Another old photo: Hine

Just to say: nothing wrong here. Ended up watching a lot of the hearings. Felt a range of things: wrung out with the intensity; super proud of the House Managers; and disgusted with the GOP.

Before the week is out, I’ll post some writing from one of the days. It seems important to remember.

But for now, I want to share Rebecca Solnit’s brilliant riff on the photograph below. Tomorrow, I’ll post an old photo from my family and my response to it.

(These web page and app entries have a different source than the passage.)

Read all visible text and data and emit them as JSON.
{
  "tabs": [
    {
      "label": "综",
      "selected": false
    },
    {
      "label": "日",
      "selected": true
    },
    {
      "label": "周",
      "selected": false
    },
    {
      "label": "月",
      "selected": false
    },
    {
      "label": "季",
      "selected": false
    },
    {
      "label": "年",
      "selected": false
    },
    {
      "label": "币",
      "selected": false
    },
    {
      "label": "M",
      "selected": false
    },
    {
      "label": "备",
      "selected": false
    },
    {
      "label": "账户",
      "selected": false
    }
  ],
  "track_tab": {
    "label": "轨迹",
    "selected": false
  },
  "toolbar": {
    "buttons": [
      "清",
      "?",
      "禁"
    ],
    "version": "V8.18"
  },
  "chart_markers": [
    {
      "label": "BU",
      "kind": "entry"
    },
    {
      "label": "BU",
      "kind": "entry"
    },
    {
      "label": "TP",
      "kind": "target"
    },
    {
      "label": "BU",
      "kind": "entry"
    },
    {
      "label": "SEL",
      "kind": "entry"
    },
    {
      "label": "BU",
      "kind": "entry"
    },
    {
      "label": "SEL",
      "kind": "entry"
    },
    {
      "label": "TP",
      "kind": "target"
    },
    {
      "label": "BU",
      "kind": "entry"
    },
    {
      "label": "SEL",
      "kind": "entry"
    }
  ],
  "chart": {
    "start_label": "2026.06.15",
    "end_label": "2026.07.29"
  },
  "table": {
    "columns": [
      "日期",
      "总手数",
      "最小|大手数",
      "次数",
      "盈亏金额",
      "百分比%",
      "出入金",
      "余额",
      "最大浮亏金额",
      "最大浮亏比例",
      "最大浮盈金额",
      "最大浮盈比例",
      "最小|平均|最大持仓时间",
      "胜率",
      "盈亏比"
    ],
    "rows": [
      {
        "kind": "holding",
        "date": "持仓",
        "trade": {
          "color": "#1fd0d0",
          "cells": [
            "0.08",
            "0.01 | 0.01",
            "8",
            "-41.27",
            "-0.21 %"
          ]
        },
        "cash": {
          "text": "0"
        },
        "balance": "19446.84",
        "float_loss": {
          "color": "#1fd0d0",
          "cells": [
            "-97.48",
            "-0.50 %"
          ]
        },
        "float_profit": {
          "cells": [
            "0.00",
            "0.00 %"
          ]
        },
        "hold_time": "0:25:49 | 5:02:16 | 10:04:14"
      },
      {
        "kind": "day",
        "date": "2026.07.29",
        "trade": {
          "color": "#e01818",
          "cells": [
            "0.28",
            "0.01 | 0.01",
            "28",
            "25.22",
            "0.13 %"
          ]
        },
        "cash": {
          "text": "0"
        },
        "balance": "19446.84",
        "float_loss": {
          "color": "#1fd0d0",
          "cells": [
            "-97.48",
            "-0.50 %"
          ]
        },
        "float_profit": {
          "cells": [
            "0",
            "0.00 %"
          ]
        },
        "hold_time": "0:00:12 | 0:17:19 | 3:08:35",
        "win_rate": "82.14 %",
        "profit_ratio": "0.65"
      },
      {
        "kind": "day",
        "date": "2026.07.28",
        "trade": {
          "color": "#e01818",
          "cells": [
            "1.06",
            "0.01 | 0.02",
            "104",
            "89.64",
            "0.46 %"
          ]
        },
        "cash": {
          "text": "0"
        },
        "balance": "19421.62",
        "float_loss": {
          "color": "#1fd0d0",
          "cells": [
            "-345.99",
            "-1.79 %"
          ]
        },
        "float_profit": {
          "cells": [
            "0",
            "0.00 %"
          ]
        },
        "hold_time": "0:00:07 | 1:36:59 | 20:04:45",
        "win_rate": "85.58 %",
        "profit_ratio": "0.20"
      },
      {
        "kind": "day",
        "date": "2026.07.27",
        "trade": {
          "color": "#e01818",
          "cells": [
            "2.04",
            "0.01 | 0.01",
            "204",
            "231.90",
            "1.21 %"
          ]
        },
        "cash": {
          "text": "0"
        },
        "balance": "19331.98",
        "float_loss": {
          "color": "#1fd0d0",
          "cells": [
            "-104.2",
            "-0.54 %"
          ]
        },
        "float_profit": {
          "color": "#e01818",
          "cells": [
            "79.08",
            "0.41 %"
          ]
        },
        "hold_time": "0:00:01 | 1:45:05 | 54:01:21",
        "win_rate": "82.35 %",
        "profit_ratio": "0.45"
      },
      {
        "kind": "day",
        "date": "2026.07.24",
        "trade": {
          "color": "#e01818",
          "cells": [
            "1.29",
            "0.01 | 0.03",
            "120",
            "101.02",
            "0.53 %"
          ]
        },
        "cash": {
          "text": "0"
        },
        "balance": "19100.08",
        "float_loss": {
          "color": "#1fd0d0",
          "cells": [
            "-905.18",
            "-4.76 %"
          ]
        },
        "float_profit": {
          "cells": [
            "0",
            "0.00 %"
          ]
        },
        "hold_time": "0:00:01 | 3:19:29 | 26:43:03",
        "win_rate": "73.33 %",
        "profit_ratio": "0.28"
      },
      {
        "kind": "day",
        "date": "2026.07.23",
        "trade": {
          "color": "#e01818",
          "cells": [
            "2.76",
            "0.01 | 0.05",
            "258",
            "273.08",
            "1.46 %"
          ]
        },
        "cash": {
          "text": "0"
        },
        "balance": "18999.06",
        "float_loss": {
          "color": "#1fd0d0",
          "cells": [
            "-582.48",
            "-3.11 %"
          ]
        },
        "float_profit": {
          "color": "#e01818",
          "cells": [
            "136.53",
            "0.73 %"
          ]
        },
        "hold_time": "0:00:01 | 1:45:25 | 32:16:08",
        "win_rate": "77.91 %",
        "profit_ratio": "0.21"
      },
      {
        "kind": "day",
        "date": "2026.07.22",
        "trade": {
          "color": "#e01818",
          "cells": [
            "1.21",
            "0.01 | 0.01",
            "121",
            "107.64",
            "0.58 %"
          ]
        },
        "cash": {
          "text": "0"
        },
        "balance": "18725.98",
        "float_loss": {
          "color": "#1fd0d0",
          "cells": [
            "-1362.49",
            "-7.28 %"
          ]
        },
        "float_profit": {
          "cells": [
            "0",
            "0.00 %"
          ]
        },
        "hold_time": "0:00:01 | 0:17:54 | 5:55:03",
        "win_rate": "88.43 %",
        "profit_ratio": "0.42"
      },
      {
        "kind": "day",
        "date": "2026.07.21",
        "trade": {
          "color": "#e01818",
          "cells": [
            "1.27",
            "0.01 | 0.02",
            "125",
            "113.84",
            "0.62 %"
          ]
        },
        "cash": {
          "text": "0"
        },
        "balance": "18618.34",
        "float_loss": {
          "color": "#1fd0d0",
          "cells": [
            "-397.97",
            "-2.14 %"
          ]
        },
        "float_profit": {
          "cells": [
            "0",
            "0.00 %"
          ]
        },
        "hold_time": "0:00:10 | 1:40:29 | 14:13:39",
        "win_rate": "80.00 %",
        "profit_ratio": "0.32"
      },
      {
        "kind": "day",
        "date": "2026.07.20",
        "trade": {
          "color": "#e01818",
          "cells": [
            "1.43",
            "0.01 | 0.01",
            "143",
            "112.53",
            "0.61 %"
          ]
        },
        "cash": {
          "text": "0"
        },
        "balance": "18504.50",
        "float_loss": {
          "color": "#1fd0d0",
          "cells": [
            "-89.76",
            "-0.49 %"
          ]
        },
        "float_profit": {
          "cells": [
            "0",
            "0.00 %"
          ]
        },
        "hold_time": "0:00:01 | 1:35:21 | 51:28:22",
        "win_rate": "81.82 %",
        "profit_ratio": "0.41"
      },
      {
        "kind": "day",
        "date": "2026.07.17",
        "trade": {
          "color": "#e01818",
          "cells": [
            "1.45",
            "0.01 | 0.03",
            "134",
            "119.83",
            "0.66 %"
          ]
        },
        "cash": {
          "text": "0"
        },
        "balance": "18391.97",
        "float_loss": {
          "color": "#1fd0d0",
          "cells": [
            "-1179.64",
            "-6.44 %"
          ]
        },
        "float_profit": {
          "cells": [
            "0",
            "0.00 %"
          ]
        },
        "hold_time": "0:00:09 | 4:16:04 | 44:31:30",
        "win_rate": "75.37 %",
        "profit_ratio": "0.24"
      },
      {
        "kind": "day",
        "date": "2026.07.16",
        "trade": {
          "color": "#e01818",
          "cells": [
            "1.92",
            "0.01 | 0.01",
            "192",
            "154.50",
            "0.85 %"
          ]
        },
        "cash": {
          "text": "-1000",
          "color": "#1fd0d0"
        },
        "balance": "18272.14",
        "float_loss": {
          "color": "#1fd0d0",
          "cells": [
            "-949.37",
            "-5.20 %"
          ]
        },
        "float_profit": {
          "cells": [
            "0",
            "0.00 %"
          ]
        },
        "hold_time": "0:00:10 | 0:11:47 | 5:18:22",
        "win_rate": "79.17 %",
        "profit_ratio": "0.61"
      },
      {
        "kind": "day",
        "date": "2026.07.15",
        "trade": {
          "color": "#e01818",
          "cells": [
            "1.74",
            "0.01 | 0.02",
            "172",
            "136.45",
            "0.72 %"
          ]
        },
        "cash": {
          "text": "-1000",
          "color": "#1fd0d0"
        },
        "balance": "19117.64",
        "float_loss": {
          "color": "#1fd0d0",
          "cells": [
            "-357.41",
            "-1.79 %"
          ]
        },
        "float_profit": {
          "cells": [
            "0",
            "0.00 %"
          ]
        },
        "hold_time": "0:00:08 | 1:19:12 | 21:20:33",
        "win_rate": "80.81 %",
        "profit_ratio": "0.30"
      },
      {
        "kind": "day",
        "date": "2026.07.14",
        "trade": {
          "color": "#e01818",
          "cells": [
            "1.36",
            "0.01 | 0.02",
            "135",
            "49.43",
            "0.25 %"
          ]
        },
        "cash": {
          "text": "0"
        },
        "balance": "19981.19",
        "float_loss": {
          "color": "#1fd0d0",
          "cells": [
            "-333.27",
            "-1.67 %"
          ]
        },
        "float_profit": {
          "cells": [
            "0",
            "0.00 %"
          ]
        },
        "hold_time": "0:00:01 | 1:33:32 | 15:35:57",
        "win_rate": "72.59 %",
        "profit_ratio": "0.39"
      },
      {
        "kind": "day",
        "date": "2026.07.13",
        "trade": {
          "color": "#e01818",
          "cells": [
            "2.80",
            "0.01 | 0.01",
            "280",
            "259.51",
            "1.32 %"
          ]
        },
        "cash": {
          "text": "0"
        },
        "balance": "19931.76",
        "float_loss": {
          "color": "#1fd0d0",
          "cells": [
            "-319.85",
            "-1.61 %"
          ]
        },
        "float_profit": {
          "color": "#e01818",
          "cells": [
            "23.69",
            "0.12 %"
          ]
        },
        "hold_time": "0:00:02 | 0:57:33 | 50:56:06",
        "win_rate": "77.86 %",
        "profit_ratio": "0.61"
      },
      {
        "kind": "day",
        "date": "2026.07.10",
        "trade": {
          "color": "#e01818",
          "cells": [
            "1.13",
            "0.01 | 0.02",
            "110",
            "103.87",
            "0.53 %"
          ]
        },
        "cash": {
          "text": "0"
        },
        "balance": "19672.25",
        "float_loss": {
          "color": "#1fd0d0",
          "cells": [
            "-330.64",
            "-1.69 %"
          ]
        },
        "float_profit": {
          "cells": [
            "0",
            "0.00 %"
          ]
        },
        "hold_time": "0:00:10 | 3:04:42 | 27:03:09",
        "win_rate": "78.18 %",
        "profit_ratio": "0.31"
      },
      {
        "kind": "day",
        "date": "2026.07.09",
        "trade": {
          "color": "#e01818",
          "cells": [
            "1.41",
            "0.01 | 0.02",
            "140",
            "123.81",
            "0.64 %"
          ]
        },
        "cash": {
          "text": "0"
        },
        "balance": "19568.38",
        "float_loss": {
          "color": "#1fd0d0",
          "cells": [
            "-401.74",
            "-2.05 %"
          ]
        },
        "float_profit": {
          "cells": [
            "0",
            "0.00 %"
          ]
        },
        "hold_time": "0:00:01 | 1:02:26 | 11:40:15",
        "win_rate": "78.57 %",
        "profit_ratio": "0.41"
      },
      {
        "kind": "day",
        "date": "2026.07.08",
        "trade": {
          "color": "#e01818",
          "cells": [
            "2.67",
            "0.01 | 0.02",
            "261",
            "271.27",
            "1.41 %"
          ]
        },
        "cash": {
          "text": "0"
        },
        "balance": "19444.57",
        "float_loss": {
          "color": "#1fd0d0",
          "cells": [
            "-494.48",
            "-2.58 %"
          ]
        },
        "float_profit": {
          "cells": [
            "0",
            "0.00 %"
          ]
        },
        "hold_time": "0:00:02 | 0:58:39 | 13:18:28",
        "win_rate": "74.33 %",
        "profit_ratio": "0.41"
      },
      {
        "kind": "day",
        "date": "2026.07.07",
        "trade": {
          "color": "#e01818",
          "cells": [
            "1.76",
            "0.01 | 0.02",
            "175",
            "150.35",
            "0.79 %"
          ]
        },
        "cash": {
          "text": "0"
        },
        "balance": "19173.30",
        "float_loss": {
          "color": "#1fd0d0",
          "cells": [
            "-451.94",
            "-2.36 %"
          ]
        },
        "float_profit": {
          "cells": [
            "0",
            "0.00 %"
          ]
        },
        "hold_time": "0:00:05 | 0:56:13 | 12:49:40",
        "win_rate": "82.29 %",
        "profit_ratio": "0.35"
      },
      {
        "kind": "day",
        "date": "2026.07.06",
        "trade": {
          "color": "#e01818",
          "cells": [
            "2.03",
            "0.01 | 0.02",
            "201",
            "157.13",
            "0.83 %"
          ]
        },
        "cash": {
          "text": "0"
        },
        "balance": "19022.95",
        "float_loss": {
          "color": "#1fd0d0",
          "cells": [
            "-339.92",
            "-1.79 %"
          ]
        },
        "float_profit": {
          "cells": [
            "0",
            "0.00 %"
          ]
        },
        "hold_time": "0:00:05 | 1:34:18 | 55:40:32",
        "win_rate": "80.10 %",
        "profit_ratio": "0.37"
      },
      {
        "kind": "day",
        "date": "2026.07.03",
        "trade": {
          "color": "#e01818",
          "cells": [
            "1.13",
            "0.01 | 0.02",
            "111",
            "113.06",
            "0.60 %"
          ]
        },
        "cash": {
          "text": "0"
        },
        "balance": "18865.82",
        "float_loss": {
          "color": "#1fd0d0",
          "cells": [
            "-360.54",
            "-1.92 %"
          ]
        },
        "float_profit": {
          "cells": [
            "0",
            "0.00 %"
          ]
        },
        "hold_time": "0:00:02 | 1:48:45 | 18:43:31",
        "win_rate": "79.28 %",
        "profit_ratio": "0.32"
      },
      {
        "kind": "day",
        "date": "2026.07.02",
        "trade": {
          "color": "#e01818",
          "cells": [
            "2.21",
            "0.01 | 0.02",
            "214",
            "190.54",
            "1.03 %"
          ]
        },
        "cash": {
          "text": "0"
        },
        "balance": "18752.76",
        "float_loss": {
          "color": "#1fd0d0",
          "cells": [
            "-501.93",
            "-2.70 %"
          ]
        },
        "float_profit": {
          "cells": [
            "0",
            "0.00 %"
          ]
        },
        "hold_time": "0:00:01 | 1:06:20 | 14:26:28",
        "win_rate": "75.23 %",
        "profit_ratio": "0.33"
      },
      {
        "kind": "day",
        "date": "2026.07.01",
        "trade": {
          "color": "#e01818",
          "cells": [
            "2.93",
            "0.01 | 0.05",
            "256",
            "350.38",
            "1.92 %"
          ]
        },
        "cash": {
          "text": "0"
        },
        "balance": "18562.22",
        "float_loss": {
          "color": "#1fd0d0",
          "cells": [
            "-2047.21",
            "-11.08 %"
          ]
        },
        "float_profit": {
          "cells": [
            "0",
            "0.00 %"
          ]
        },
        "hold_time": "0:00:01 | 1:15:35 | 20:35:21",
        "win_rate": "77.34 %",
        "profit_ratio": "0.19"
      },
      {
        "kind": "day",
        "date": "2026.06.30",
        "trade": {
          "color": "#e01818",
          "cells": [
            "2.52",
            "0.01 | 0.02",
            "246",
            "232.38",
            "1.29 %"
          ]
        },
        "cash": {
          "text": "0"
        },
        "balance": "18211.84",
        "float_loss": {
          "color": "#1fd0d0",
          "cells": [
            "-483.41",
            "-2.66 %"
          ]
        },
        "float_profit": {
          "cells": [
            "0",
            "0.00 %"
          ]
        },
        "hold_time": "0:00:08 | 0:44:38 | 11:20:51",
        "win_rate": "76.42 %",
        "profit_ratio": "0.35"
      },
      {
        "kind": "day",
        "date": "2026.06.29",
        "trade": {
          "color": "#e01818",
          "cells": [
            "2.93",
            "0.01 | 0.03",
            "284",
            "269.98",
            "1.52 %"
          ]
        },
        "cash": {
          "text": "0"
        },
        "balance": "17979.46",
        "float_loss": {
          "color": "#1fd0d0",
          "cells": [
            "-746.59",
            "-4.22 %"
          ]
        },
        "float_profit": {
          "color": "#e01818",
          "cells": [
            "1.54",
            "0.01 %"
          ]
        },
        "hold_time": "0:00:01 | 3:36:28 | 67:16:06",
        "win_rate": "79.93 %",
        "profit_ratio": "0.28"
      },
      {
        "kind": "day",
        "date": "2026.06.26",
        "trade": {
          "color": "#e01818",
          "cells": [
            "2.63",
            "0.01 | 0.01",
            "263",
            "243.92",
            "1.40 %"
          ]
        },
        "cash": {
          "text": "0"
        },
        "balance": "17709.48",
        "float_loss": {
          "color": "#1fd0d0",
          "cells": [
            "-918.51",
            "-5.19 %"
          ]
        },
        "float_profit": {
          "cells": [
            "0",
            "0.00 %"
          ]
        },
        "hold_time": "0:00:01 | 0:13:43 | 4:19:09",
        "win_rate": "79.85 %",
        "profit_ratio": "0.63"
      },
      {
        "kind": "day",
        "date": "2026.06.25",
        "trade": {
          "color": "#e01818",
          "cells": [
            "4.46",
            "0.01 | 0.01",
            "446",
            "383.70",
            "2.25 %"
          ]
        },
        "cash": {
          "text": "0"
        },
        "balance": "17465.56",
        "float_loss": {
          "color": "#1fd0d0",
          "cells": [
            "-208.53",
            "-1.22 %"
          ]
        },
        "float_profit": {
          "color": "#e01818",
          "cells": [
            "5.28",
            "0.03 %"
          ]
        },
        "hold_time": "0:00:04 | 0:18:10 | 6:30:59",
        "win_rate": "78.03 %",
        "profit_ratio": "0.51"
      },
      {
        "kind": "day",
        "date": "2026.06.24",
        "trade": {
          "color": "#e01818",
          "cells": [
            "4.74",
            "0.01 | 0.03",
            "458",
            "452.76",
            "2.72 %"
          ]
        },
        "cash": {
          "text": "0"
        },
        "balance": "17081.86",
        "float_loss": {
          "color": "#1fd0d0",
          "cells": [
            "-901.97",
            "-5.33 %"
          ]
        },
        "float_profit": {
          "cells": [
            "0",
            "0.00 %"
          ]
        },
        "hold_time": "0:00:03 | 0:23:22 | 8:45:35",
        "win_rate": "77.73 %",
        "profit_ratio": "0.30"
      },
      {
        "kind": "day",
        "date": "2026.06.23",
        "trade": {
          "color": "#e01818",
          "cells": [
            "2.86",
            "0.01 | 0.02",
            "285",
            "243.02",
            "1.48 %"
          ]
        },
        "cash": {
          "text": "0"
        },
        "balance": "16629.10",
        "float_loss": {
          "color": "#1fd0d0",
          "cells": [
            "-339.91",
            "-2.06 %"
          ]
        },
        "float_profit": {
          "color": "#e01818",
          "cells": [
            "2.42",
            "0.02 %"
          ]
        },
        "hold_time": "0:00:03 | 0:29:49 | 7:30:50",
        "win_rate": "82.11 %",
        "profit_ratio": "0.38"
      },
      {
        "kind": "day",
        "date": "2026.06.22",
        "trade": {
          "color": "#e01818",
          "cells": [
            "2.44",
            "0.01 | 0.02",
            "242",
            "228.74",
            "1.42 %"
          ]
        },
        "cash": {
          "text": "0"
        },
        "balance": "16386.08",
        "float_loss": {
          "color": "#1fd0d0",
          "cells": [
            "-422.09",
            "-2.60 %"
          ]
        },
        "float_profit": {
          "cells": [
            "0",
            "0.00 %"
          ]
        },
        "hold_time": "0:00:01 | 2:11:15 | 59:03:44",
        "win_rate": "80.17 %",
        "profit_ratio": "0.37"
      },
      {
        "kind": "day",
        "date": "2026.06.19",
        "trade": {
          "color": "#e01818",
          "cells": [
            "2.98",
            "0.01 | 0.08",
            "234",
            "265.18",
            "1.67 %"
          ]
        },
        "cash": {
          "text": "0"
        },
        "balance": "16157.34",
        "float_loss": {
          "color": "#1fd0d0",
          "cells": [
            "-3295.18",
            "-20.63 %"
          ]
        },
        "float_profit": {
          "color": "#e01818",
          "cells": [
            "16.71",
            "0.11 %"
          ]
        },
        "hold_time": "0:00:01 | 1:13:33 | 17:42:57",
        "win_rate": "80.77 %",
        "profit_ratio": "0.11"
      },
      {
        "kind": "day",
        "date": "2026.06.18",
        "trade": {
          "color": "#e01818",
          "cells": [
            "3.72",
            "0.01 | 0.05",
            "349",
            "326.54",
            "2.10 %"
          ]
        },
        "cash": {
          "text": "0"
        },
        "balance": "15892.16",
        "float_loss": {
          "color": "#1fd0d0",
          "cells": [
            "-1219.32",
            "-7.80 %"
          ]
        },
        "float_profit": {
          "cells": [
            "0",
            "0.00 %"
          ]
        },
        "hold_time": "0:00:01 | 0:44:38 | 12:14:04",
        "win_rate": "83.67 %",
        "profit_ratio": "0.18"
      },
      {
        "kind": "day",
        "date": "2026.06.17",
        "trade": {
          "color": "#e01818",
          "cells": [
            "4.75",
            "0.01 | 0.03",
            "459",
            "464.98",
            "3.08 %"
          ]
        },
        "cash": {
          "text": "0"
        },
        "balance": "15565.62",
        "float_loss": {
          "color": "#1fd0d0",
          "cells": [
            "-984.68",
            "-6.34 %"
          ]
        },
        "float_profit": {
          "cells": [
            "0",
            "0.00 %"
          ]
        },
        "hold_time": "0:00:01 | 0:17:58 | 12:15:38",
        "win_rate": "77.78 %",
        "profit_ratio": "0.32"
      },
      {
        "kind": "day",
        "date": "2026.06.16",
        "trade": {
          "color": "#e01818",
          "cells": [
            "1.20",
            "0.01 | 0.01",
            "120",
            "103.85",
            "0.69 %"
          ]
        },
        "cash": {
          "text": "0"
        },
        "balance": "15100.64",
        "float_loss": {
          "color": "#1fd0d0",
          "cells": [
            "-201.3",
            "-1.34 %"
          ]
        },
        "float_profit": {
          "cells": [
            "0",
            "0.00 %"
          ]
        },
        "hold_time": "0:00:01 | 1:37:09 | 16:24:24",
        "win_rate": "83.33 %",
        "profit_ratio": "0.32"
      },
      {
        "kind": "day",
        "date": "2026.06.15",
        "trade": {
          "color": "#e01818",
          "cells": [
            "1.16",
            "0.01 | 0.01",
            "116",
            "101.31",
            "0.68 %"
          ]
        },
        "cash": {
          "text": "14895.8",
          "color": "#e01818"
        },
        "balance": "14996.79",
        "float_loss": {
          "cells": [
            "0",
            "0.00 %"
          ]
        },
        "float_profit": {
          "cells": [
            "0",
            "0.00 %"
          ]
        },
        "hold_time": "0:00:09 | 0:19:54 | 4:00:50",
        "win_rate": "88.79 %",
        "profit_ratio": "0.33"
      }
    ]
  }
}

“For a long time I imagined that she [her grandmother] was the woman in Lewis Hine’s 1905 photograph “Young Russian Jewess at Ellis Island.” For a photographer known for his social documentary work, it’s a strange image, with its brooding, intense face and its indistinct, soft-focus background. Ellis Island, which in most photographs appears overrun by people, is empty and still here. The only indication of place is the blurry bars of the fences walkways through which lines of people were processed in the Great Hall. This image of such a private and solitary moment in the packed bustle of Ellis Island is a document of an anomaly in the place and in the work of Hine. It’s not about social conditions. It’s about the soul. A woman with a scarf or shawl pushed back, just far enough to show her dark hair, parted in the middle and not recently washed, looks at something past the camera, neither intimidated nor engaged by it. Only her cloth coat with its asymmetrical closure places her as being from the far eastern fringes of Europe. Up close she is nearly beautiful, young and somehow tender, but from further away or with a smaller or darker reproduction, you can see the skull in the set face of the emigrant, as though through hunger, exhaustion, fear, she is close to other borders than national ones. Above her shadowed eye sockets, her forehead gleams as white as the sky behind her. It’s as though we can see through it to the same distant pallor that is the sky or as though both are only absences on the photographic paper.”

From A Field Guide to Getting Lost